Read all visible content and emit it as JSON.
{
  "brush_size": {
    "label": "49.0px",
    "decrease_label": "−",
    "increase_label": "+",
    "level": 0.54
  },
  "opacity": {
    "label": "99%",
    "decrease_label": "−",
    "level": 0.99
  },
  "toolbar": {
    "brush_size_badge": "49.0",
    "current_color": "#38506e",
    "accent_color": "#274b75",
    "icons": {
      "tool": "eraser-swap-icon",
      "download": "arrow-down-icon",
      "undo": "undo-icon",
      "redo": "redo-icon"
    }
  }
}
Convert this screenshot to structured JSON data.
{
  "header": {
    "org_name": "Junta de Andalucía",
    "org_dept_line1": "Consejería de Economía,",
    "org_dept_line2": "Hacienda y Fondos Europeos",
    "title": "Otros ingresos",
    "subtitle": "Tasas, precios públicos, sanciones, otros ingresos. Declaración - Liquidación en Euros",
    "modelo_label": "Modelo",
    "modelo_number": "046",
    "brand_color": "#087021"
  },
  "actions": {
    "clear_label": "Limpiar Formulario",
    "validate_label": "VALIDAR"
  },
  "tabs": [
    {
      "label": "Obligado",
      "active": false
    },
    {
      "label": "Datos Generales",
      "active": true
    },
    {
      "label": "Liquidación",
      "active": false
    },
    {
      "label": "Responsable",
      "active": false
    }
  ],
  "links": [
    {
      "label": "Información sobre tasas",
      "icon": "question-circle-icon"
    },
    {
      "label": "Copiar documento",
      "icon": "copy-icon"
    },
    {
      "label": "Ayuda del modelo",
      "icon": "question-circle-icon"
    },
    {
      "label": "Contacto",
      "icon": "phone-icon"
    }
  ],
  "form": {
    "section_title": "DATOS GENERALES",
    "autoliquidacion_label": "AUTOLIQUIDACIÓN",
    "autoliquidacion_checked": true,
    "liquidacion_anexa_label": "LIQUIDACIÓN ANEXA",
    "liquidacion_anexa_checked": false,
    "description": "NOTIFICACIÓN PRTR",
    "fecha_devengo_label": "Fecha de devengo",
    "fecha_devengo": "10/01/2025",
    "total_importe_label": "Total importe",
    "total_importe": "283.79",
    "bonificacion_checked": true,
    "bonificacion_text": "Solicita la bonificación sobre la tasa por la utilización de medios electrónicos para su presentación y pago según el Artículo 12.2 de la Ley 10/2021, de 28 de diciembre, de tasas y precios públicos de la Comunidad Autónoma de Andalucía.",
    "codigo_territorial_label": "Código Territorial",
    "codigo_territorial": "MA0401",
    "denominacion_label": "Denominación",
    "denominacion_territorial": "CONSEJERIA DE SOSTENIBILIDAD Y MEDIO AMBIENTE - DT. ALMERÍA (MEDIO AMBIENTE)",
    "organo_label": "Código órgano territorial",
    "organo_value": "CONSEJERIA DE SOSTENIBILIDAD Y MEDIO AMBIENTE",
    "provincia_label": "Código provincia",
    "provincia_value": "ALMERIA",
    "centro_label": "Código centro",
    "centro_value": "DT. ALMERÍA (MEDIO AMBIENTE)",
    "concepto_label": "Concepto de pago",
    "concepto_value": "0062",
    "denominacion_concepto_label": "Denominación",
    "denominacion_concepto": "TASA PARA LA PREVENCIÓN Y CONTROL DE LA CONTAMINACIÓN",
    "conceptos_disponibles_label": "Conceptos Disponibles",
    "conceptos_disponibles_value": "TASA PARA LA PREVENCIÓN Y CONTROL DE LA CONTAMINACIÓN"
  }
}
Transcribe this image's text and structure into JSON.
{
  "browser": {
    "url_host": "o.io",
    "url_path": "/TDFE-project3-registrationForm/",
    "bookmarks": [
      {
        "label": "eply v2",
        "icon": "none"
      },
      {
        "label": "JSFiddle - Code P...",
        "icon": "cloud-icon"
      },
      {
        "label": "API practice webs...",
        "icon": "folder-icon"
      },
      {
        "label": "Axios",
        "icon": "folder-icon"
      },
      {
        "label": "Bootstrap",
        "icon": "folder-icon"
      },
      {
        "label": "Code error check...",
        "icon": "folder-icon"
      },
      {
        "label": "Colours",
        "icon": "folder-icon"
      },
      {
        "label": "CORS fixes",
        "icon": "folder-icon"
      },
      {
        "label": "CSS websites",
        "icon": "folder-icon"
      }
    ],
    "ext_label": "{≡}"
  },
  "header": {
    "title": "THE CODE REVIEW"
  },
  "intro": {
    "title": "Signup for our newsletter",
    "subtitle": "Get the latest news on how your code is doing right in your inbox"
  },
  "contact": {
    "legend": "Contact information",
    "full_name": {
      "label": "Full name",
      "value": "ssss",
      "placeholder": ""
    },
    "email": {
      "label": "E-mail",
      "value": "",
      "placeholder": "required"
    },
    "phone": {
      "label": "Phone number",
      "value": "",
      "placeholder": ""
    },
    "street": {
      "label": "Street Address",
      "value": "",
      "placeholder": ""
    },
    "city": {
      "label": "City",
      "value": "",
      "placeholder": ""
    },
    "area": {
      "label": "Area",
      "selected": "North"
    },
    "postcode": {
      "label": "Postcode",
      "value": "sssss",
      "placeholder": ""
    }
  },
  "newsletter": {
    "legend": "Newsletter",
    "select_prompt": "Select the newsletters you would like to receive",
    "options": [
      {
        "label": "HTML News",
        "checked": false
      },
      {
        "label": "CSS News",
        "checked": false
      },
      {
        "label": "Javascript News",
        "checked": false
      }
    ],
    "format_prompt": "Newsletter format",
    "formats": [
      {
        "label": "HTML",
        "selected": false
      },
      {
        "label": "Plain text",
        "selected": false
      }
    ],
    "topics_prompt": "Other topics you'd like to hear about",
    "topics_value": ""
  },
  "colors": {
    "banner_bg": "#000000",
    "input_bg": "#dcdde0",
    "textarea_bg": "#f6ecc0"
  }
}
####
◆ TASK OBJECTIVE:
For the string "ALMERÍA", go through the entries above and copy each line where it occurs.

◆ TASK SOLUTION:
    "denominacion_territorial": "CONSEJERIA DE SOSTENIBILIDAD Y MEDIO AMBIENTE - DT. ALMERÍA (MEDIO AMBIENTE)",
    "centro_value": "DT. ALMERÍA (MEDIO AMBIENTE)",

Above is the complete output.